(About this exercise):
Copy each line of the entries that contains the word "List".

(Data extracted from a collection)
# # # # #
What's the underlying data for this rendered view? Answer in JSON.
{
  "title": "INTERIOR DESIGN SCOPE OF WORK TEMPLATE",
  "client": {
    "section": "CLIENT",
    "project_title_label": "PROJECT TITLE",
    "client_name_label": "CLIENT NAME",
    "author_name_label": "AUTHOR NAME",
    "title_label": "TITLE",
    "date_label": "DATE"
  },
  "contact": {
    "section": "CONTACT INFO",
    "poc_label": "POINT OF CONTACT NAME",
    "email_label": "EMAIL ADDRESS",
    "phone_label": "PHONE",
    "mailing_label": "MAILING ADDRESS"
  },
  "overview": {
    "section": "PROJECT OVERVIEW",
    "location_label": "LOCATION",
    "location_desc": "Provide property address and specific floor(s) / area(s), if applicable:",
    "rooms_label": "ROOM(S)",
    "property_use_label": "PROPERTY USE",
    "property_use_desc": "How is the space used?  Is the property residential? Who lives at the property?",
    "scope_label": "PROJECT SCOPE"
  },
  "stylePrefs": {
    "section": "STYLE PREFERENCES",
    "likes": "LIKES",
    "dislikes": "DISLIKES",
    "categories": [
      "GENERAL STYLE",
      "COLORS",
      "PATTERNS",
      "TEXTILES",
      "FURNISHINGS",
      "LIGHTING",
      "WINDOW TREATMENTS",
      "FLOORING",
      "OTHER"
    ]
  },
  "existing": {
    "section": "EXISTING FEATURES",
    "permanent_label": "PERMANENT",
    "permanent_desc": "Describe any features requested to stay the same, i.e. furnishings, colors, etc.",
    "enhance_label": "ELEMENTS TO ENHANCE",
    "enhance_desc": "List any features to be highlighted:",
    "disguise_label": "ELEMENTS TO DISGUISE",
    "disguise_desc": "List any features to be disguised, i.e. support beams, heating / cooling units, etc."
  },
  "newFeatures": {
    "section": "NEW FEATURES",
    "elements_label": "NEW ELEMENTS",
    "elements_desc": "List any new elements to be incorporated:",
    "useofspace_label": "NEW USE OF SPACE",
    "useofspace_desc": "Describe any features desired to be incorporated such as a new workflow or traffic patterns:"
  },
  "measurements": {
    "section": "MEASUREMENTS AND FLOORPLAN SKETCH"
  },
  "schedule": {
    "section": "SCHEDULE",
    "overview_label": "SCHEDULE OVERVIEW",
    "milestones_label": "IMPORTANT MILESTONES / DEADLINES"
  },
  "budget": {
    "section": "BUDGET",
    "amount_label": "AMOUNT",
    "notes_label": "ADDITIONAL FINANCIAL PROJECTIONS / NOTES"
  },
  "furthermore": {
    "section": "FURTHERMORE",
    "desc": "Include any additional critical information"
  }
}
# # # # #
(Exercise answer):
    "enhance_desc": "List any features to be highlighted:",
    "disguise_desc": "List any features to be disguised, i.e. support beams, heating / cooling units, etc."
    "elements_desc": "List any new elements to be incorporated:",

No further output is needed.